The records appear below. Report how many of their lines contain the word "reinforced", giving the number alone.

__________________________________________________

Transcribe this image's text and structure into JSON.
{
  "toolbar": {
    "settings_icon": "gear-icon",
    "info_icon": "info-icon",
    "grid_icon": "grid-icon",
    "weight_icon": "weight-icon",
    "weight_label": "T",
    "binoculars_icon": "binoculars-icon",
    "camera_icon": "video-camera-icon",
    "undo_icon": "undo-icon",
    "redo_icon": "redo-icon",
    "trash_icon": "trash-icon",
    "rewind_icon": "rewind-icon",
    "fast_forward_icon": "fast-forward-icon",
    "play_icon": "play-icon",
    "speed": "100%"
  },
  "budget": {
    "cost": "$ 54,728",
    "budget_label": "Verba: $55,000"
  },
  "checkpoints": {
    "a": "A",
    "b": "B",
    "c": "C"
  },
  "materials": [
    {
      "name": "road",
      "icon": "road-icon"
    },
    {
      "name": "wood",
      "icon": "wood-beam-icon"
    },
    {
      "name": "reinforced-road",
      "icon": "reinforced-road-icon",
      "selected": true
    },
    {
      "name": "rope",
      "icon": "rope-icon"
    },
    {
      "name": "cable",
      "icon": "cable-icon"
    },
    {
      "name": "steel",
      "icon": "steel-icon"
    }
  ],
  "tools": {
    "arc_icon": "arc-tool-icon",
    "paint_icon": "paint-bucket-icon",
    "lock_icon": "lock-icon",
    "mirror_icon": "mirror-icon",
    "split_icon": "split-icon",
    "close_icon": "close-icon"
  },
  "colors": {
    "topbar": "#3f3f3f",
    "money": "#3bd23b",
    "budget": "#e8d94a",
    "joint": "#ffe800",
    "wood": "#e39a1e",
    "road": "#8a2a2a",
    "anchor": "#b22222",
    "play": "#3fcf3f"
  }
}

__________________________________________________

Output of the task
2